> Task to complete
Note how many lines in the entries below contain the string "Reset", and answer with that number and no other text.

> Data provided
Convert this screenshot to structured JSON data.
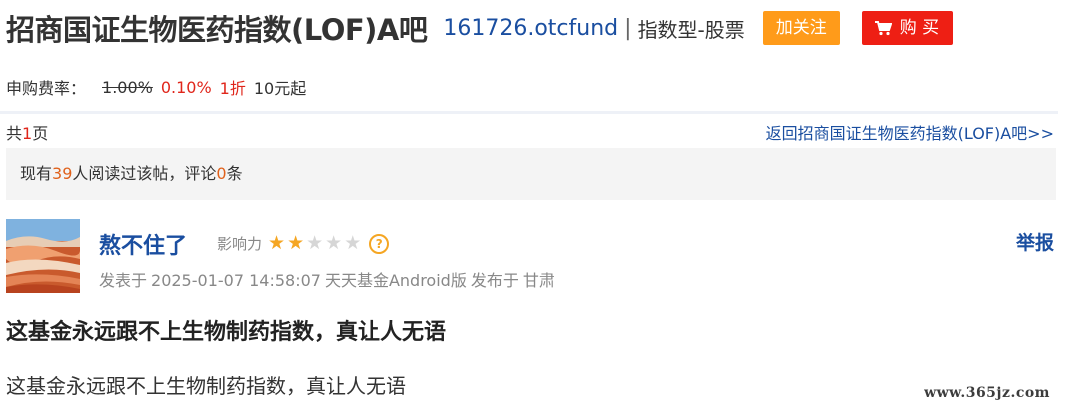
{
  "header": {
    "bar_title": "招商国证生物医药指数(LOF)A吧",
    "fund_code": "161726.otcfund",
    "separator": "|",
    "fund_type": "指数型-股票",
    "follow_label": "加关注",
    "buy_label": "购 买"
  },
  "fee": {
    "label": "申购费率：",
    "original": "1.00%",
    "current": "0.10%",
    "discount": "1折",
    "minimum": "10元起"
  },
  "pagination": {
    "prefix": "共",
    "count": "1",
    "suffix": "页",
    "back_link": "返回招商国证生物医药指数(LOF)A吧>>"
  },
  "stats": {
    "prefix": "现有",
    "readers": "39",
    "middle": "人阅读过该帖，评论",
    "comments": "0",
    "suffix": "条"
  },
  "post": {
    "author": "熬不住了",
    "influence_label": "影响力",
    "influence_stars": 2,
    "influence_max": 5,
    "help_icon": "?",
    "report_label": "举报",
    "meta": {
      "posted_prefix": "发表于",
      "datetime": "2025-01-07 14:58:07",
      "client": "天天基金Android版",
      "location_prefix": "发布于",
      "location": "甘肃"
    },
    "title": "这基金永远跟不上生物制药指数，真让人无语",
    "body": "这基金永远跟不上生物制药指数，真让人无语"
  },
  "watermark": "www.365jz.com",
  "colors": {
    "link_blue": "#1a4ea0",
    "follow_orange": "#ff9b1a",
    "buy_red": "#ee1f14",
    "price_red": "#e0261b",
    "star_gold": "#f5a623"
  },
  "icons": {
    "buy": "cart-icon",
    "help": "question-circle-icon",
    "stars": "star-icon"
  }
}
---
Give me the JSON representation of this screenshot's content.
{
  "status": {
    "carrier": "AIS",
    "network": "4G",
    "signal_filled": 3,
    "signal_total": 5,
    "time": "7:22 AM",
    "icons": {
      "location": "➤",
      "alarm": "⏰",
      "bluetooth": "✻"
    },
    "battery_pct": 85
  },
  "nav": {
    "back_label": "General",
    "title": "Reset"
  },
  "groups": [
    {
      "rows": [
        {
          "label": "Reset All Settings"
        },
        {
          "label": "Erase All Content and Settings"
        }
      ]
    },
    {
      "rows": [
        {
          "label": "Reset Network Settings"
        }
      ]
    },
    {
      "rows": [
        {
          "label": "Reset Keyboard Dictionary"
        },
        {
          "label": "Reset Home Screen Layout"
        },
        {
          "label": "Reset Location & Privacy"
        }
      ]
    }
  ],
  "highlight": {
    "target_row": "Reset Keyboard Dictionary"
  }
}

> Answer area
7